All three have been taken to Antrim police station to be interviewed.
Building contractor Dominic McEvoy, 23, and Peter Morgan, a 24-year-old plasterer and part-time farmer, were held after police swooped on their homes in Kilcoo.
Their families and Sinn Féin representatives were outraged by the arrests.
With Chief Constable Sir Hugh Orde publicly blaming the IRA for the robbery, McEvoy’s mother strenuously denied he had any involvement with the Provisionals.
She said: “We are a republican family and we have our beliefs, but he wouldn’t be as political as us. Absolutely not.”
The 42-year-old care assistant said she first thought it was a prank when police arrived. “Dominic burst out laughing, we all did. But then when I saw all the policemen in the house I knew it wasn’t a joke. The house just seemed to be invaded by them.”
The three men can be held for up to 14 days under anti-terrorism legislation, police said. Officers moved in on Kilcoo, a tiny village near Castlewellan, just before midnight on Wednesday. Computers, discs, a passport, credit cards, bank statements, phone records and wage cheques belonging to McEvoy were all seized.
Although police left just after 7am, six Land Rovers returned later to carry out new searches at the rear of the modest semi-detached property on Mullandra Park where he lives with his mother, step-father and two younger sisters.
Officers wearing dust masks used pick-axes to examine paving around a garden shed.
Relatives of Morgan, who lives just a few hundred yards away at Kirk Lane, were equally incensed.
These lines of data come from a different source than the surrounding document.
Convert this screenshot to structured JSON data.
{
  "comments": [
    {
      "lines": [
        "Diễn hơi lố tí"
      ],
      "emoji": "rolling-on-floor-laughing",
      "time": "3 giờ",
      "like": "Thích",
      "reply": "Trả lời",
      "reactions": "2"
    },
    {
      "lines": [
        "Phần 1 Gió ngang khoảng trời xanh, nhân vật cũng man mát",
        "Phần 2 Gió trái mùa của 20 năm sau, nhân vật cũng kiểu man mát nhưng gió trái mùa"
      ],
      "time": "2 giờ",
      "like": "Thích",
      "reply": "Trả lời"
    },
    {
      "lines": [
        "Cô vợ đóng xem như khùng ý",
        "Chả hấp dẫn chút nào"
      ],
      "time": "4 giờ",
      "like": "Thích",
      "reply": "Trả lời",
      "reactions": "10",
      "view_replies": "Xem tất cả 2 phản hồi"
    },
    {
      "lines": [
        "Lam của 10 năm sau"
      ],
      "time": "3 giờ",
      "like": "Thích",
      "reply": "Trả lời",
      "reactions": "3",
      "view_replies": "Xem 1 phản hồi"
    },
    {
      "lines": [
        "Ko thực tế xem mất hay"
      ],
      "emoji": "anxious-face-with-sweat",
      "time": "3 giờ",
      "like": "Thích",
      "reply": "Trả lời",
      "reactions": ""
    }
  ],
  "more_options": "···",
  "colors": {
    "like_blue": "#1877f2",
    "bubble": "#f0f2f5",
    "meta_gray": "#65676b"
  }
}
Kilcoo is close to the area where a bank official’s wife was held hostage as part of the audacious operation just before Christmas.
Cash seized in County Cork last February was linked to the raid, but virtually all of the missing millions are unrecovered.
Even though senior IRA men in Belfast were suspected of heavy involvement in the raid, detectives do not have enough evidence to charge them.
According to security sources in Belfast, there is a firm belief that the inquiry team could, at some stage, bring to trial at least some members of the 30-man gang who played a peripheral role. Last March the Northern was forced to replace all its £10, £20, £50 and £100 notes with new notes carrying a different logo. The Provisionals have always denied any involvement in the raid.
Even though the organisation has disarmed and officially ended its campaign of terror, security chiefs insisted the move by the IRA to call a halt would not influence any decision to charge anyone in connection with the robbery.
About £60,000 in used Northern Bank notes recovered in Cork last February as part of an investigation into IRA money-laundering has been linked to December’s raid.
Gerry Adams, the Sinn Féin President, refused to be discuss any potential implications the arrests could have for the peace process.
Questioned in Dublin, he was asked if he still believed the IRA did not carry out the Northern Bank robbery. “I’m not going to get into all of that,” he said.
But his party’s Assembly member for South Down, Willie Clarke, hit out at the way the arrests were handled. “These families are being targeted for no other reason than they have republican sympathies.”